Tectonic setting

Pearce (2008) has suggested that the E-MORB and OIB sources are enriched relative to N-MORB sources that are revealed by the high Ta/Yb and Th/Yb ratios yielding a MORB-OIB array (Fig. 10). Crust input, either by magma-crust interactions or by crustal recycling into magma sources, raises the Th/Yb ratios that plot above this MORB-OIB array. On the Ta/Yb vs Th/Yb diagram (Fig. 10), the lower unit basalts plot close to E-MORB within the array. On the other hand, the upper unit basalts and the felsic volcanics (except for the two felsic volcanic samples which plot close to E-MORB) plot mainly within the volcanic arc field.

Figure 10. Ta/Yb vs. Th/Yb diagram

Ta/Yb vs. Th/Yb diagram

Ta/Yb vs. Th/Yb diagram for the volcanic rocks of the Baghmara Formation.

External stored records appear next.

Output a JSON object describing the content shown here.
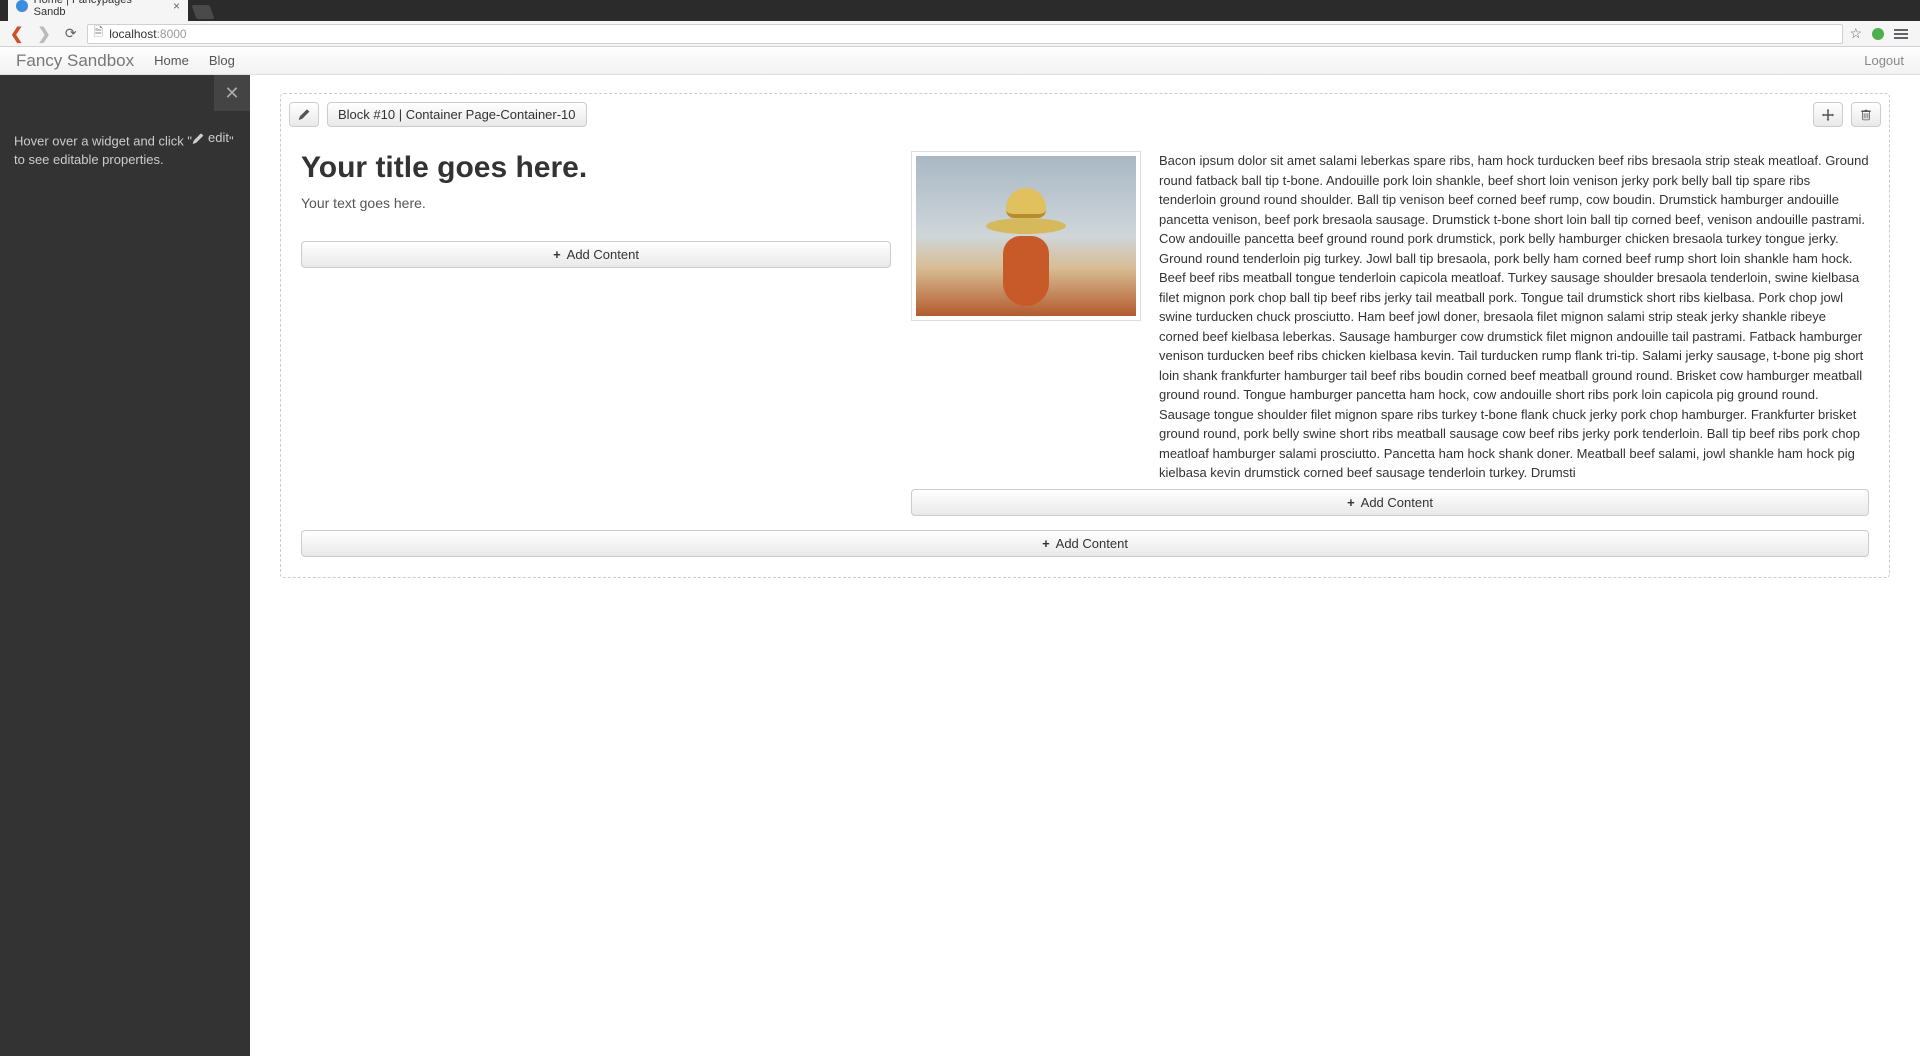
{
  "browser": {
    "tab_title": "Home | Fancypages Sandb",
    "url_host": "localhost",
    "url_port": ":8000"
  },
  "navbar": {
    "brand": "Fancy Sandbox",
    "home": "Home",
    "blog": "Blog",
    "logout": "Logout"
  },
  "sidebar": {
    "hint_pre": "Hover over a widget and click \"",
    "hint_edit": "edit",
    "hint_post": "\" to see editable properties."
  },
  "block": {
    "label": "Block #10 | Container Page-Container-10",
    "left": {
      "title": "Your title goes here.",
      "text": "Your text goes here.",
      "add_content": "Add Content"
    },
    "right": {
      "lipsum": "Bacon ipsum dolor sit amet salami leberkas spare ribs, ham hock turducken beef ribs bresaola strip steak meatloaf. Ground round fatback ball tip t-bone. Andouille pork loin shankle, beef short loin venison jerky pork belly ball tip spare ribs tenderloin ground round shoulder. Ball tip venison beef corned beef rump, cow boudin. Drumstick hamburger andouille pancetta venison, beef pork bresaola sausage. Drumstick t-bone short loin ball tip corned beef, venison andouille pastrami. Cow andouille pancetta beef ground round pork drumstick, pork belly hamburger chicken bresaola turkey tongue jerky. Ground round tenderloin pig turkey. Jowl ball tip bresaola, pork belly ham corned beef rump short loin shankle ham hock. Beef beef ribs meatball tongue tenderloin capicola meatloaf. Turkey sausage shoulder bresaola tenderloin, swine kielbasa filet mignon pork chop ball tip beef ribs jerky tail meatball pork. Tongue tail drumstick short ribs kielbasa. Pork chop jowl swine turducken chuck prosciutto. Ham beef jowl doner, bresaola filet mignon salami strip steak jerky shankle ribeye corned beef kielbasa leberkas. Sausage hamburger cow drumstick filet mignon andouille tail pastrami. Fatback hamburger venison turducken beef ribs chicken kielbasa kevin. Tail turducken rump flank tri-tip. Salami jerky sausage, t-bone pig short loin shank frankfurter hamburger tail beef ribs boudin corned beef meatball ground round. Brisket cow hamburger meatball ground round. Tongue hamburger pancetta ham hock, cow andouille short ribs pork loin capicola pig ground round. Sausage tongue shoulder filet mignon spare ribs turkey t-bone flank chuck jerky pork chop hamburger. Frankfurter brisket ground round, pork belly swine short ribs meatball sausage cow beef ribs jerky pork tenderloin. Ball tip beef ribs pork chop meatloaf hamburger salami prosciutto. Pancetta ham hock shank doner. Meatball beef salami, jowl shankle ham hock pig kielbasa kevin drumstick corned beef sausage tenderloin turkey. Drumsti",
      "add_content": "Add Content"
    },
    "bottom_add_content": "Add Content"
  }
}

Data for N-MORB, E-MORB, OIB are after Sun and McDonough (1989). Fields after Pearce (1982, 2003). CA, Calc-alkaline; TH, tholeiite.

It is proposed that the Sonakhan greenstone belt contains rocks of both the oceanic plateau association and the island arc association. It is noteworthy that the lower unit pillowed oceanic plateau basalt and the upper unit basalt of the island arc association are not spatially related with unconformity in between them, although both the rock types were emplaced in different tectonic settings. The lower unit pillowed basalt and the upper unit basalt along with felsic volcanics occur even without any obvious structural discontinuity. This indicates that the relationship between these two lithotypes is primary and may indicate tectonic juxtaposition of the island arc association over the oceanic plateau association. This, in turn, may indicate co-existence of contemporaneous plume and arc magmatism in the Sonakhan greenstone belt. The plume derived plateau basalts occupy the lower part of the Baghmara Formation and predate the upper unit calc-alkaline basalt, andesite, dacite and rhyolite series of the Baghmara Formation of the island arc association. Thus, the Bhagmara Formation, as a whole, represents both plume type and island arc type volcanism (Fig. 11).

Figure 11. Geodynamic evolution of the Sonakhan Greenstone belt

Geodynamic evolution of the Sonakhan Greenstone belt

Cartoon showing the geodynamic evolution of the Sonakhan Greenstone belt. A. Eruption of the plume-related basalt forming the oceanic plateau (lower unit basalt of the Baghmara Formation). B. Subduction of the oceanic plate under the oceanic plateau resulting in arc-related magma.

The operation of the subduction process in this part of the Indian shield is also indicated by geochemical characteristics of the Baya gneisses (Hussain et al., 2004; Mondal et al., 2006). It appears that partial melting of the mantle wedge which was metasomatized by slab released – fluids has given rise to rocks of the basalt-andesite-dacite-rhyolite association of the upper unit basalt of the Baghmara Formation. Lithospheric extension in the overriding plate may have occurred in response to subduction slab-rollback resulting in the formation of an intra-arc basin where the clastics of the Arjuni Formation were deposited. In the absence of geochronological data, the timing of these processes remains speculative. However, based on the lithological make-up and the stratigraphic positions, a broad age band of Neoarchaean to Paleoproterozoic may be assigned to the Sonakhan greenstone belt. Hollings and Kerrich (2006) reported the presence of such compositionally diverse, spatially associated basaltic flows in the 2.7 Ga St. Joseph greenstone belt, Canada.